By deferring the superannuation contribution from 2019 until 2020, the tax rate arbitrage goes from 17.5% (32.5% – 15%) to 32% (47% – 15%). The extra 14.5% arbitrage on the $25,000 catch-up concessional contribution amounts to $3,625.
Same amount in super with less tax
Under a ‘standard’ contribution pattern, over the three years, Dennis will get $75,000 into super with $16,750 in total tax arbitrage.
Under a ‘catch-up and reserve’ strategy, over two years Dennis will get $75,000 into super with $23,000 in total tax arbitrage.
Denis has created a 30% return, in two years, on his $75,000 contribution.
The strategy will work best where there is a large jump in taxable income from one year to the next resulting in changing tax brackets. Taxpayers would need to know that their taxable income in subsequent years is going to be (much?) higher than the current year.
And, of course, there is the risk that waiting to make catch-up contributions could back-fire if the taxable income drops or the catch-up contributions bring the taxpayer into a lower tax bracket in the catch-up year than they were in in the previous year. Or, indeed, if future government generosity leads to the lowering of the marginal tax rates or expanding of the lower tax brackets or the rules change.
But circumstances could arise where taxpayers will know with a degree of certainty that their taxable income will jump up in a particular year (and then maybe fall again). For example, as in the above scenario where a property is being prepared for sale which will finalise in a later year.

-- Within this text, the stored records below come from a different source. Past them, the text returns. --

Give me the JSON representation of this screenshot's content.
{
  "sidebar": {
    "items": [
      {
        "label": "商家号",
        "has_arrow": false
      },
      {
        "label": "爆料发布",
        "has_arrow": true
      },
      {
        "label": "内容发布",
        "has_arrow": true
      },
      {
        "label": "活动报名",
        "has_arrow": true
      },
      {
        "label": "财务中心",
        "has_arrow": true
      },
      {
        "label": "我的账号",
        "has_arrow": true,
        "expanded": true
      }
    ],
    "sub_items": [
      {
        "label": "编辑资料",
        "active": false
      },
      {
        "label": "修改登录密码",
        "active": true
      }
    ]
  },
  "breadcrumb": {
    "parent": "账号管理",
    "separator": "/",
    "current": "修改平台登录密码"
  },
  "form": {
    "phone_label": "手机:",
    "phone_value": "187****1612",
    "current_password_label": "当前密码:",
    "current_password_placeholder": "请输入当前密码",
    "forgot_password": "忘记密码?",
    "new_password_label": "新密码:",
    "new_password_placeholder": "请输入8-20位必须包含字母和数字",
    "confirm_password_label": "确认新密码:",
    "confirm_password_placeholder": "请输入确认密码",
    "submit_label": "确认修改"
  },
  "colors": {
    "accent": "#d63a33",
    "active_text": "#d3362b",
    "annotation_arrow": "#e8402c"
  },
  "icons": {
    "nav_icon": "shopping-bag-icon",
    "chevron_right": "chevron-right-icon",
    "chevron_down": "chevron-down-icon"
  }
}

Or where a person is party to an option contract which, upon exercise, will result in the disposal of a CGT asset at a price which the person knows will result in a taxable capital gain. Or large dividends might be paid from private companies.
In such circumstances, a person might wish to consider deferring concessional contributions and make them as catch-up contributions in the year when the taxable income increases to maximise the total tax arbitrage. Don’t forget, though, the savings are tied up in super.
Stephen Lawrence is a Lecturer, Taxation and Business Law School, UNSW, Chartered Accountant and Member of the International Tax Planning Association. These views are considered an accurate interpretation of regulations at the time of writing but are not made in the context of any investor’s personal circumstances.